[What you have to do]: Retype the entries below exactly, dropping the images.

•••

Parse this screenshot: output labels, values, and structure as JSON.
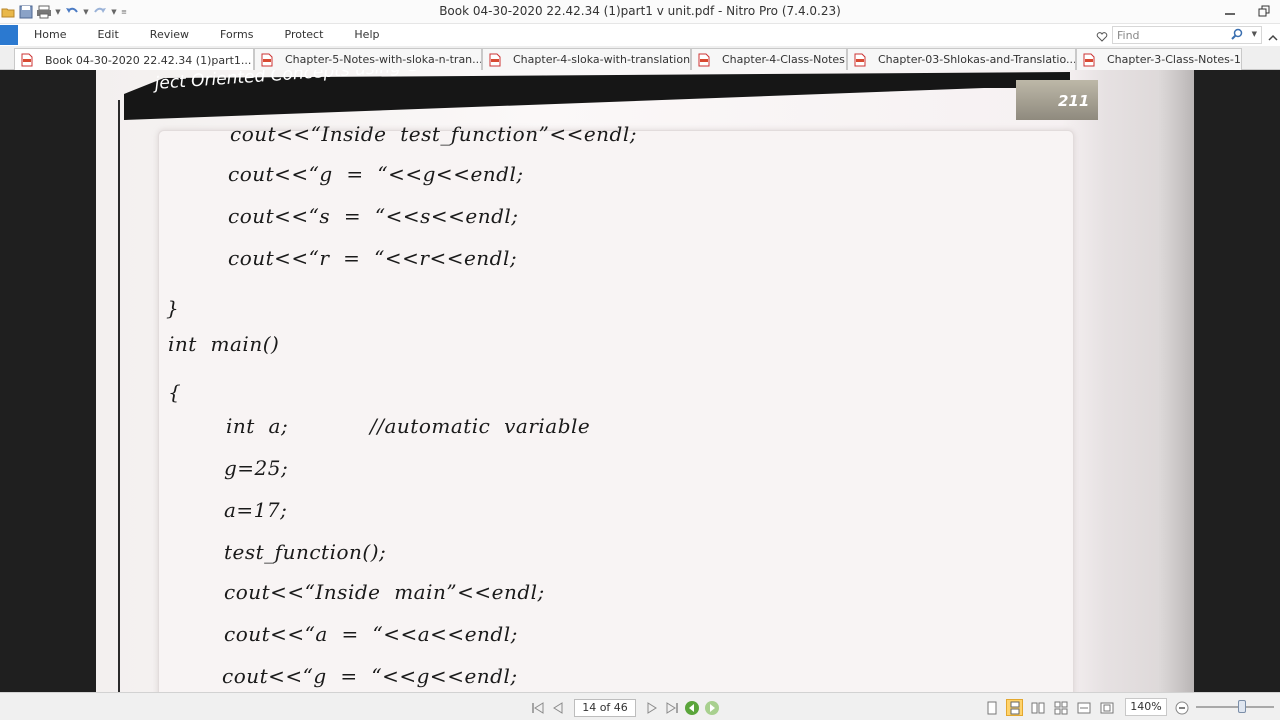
{
  "window": {
    "title": "Book 04-30-2020 22.42.34 (1)part1 v unit.pdf - Nitro Pro (7.4.0.23)"
  },
  "menu": [
    "Home",
    "Edit",
    "Review",
    "Forms",
    "Protect",
    "Help"
  ],
  "find": {
    "placeholder": "Find"
  },
  "tabs": [
    {
      "label": "Book 04-30-2020 22.42.34 (1)part1..."
    },
    {
      "label": "Chapter-5-Notes-with-sloka-n-tran..."
    },
    {
      "label": "Chapter-4-sloka-with-translation"
    },
    {
      "label": "Chapter-4-Class-Notes"
    },
    {
      "label": "Chapter-03-Shlokas-and-Translatio..."
    },
    {
      "label": "Chapter-3-Class-Notes-1"
    }
  ],
  "document": {
    "header_title": "ject Oriented Concepts using C++",
    "page_number": "211",
    "code_lines": [
      "cout<<“Inside  test_function”<<endl;",
      "cout<<“g  =  “<<g<<endl;",
      "cout<<“s  =  “<<s<<endl;",
      "cout<<“r  =  “<<r<<endl;",
      "}",
      "int  main()",
      "{",
      "int  a;",
      "//automatic  variable",
      "g=25;",
      "a=17;",
      "test_function();",
      "cout<<“Inside  main”<<endl;",
      "cout<<“a  =  “<<a<<endl;",
      "cout<<“g  =  “<<g<<endl;"
    ]
  },
  "status": {
    "page_indicator": "14 of 46",
    "zoom": "140%"
  }
}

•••

[Task answer]:
Parse this screenshot: output labels, values, and structure as JSON.
{
  "window": {
    "title": "Book 04-30-2020 22.42.34 (1)part1 v unit.pdf - Nitro Pro (7.4.0.23)"
  },
  "menu": [
    "Home",
    "Edit",
    "Review",
    "Forms",
    "Protect",
    "Help"
  ],
  "find": {
    "placeholder": "Find"
  },
  "tabs": [
    {
      "label": "Book 04-30-2020 22.42.34 (1)part1..."
    },
    {
      "label": "Chapter-5-Notes-with-sloka-n-tran..."
    },
    {
      "label": "Chapter-4-sloka-with-translation"
    },
    {
      "label": "Chapter-4-Class-Notes"
    },
    {
      "label": "Chapter-03-Shlokas-and-Translatio..."
    },
    {
      "label": "Chapter-3-Class-Notes-1"
    }
  ],
  "document": {
    "header_title": "ject Oriented Concepts using C++",
    "page_number": "211",
    "code_lines": [
      "cout<<“Inside  test_function”<<endl;",
      "cout<<“g  =  “<<g<<endl;",
      "cout<<“s  =  “<<s<<endl;",
      "cout<<“r  =  “<<r<<endl;",
      "}",
      "int  main()",
      "{",
      "int  a;",
      "//automatic  variable",
      "g=25;",
      "a=17;",
      "test_function();",
      "cout<<“Inside  main”<<endl;",
      "cout<<“a  =  “<<a<<endl;",
      "cout<<“g  =  “<<g<<endl;"
    ]
  },
  "status": {
    "page_indicator": "14 of 46",
    "zoom": "140%"
  }
}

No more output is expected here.